“I want to capture the mood of a startup that goes bankrupt,” Yi apparently told Mr. Fillion. “It is an empty office floor, and there is the smell of fried and frazzled electronics and cables, and an emptiness and desolation.”

This is not even close to the most far-fetched or most unusual project for Mr. Fillion.


Perfume meets whiskey

For years, he has partnered with Royal Salute whisky as its creative advisor. To the untrained nose, it may seem like an unlikely pairing, but Mr. Fillion insists there are plenty of similarities between making perfumes and making whiskies — the blended ones, at least.

“Blending whisky is an art form. And Royal Salute believes it is important to stimulate the conversation on creation as you would do in art,” says Mr. Fillion. “That is why we came up with the olfactory studio experience years ago, paired with all the 21-year-old single malts that make up a popular Royal Salute blend.”

Already executed around the world more than a handful of times, the studio experience sees Mr. Fillion helping imbibers understand and appreciate the age-statement drams, by way of stimulating all the senses.

During the olfactory studio experience with Royal Salute, there is the sense of touch in the statement objects he brings to the table: A 20 million-year-old fossil is just one curio Mr. Fillion carries without fail across continents during his travels. There’s also taste, in the food, tea and whiskies one would consume; sight, in the often-breathtaking settings he chooses to host guests at; hearing, in the poems and haikus he shares; and smell, in — of course — the scents he concocts to pair with every single thing presented at the olfactory studio.

Asked why sticking to just one medium of expression is not enough for him, Mr. Fillion answers: “For me, the original spirit and how it is created is very important.

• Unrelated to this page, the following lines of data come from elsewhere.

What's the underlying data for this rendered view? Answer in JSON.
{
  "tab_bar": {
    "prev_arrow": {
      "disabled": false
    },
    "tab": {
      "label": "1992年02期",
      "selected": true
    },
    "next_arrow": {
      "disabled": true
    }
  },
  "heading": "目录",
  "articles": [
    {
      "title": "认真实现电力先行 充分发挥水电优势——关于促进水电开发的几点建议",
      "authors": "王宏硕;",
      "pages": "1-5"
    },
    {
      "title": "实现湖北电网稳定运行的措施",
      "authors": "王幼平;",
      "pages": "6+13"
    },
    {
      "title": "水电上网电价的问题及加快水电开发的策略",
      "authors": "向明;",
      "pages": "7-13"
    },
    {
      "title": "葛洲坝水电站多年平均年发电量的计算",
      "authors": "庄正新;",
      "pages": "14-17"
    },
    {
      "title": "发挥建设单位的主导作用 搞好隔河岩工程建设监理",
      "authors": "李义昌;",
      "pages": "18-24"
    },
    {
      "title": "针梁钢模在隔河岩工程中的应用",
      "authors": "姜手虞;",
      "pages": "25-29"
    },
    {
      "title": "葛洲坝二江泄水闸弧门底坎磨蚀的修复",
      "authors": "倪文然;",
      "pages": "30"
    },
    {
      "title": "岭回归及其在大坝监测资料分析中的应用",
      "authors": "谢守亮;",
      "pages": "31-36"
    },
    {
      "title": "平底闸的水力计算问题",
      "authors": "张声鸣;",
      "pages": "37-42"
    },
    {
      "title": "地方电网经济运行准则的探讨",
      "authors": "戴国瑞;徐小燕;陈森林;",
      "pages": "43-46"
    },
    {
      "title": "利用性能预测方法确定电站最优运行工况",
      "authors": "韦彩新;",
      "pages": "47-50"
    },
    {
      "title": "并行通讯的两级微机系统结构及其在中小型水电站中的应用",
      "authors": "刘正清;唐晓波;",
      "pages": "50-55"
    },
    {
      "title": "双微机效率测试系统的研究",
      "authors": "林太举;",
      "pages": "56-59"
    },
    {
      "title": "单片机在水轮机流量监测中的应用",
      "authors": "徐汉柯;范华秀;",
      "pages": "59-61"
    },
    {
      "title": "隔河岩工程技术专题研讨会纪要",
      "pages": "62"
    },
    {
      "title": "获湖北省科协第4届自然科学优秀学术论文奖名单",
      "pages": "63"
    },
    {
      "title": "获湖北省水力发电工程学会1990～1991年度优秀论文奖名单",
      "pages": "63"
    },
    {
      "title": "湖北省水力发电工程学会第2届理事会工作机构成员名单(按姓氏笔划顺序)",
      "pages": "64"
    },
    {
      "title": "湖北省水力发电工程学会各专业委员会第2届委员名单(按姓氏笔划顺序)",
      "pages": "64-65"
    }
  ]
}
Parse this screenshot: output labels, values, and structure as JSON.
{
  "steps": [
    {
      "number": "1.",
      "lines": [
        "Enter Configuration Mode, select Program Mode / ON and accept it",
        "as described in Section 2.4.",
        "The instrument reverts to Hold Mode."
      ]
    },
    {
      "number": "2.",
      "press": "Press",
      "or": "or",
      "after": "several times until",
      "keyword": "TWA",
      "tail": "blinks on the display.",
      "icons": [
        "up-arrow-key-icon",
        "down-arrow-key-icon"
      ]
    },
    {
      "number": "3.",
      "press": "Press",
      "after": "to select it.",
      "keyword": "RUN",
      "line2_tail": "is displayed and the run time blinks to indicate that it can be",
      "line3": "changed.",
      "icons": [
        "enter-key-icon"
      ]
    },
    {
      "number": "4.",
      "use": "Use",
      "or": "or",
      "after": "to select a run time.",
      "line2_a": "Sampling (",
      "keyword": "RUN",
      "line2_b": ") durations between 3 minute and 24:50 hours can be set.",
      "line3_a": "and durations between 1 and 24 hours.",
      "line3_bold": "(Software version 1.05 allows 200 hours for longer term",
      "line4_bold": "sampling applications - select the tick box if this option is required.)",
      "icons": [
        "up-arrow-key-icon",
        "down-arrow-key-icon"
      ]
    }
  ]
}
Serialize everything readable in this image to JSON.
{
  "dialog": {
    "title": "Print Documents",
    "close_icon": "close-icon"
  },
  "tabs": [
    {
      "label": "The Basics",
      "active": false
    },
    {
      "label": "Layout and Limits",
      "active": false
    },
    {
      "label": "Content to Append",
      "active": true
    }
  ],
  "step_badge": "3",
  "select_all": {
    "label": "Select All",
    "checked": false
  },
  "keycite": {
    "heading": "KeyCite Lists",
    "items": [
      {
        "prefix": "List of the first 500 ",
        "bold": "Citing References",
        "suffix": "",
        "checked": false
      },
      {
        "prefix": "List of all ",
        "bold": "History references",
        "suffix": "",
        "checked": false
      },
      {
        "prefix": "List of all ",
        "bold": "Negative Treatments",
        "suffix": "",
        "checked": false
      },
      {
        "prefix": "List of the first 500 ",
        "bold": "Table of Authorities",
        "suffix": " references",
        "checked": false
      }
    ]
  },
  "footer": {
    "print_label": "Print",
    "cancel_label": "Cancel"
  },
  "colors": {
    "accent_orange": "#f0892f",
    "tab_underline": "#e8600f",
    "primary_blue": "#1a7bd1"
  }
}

“For example, nomadic tribes suddenly became sedentary and had to create a sort of belief for the transition of their relation with nature. That is how dancing came to be, which celebrates pagan rites that ask for rain. 

“Apart from my own creativity, I always think of the beauty of that first dance. It is not to get drunk or wasted, but it is to celebrate all of nature. 

“Likewise, when I am hosting an olfactory session, it is to open people up to the representation of all nature, and that can only be met with the stimulation of all the senses, like a sort of choreographed dance.”

And if history repeats itself, this will not be Mr. Fillion’s final act. Ironically, he is still a nomad who dances to his own tune, but it would seem he is coming full circle: The journey is taking him, not quite to the kitchen, but to the bar instead.

One of the creative maestro’s most successful creations has to be a perfumed cocktail called the Royal Salute Royal Rose, first stirred together in honor of Queen Elizabeth II’s 90th birthday. In it is the Royal Salute 21 Year Old and rare Centifolia rose essence, which is reputedly more expensive than gold, along with other elements inspired by the Queen, such as various teas. And there is no doubt that Mr. Fillion’s creative juices will just keep on flowing.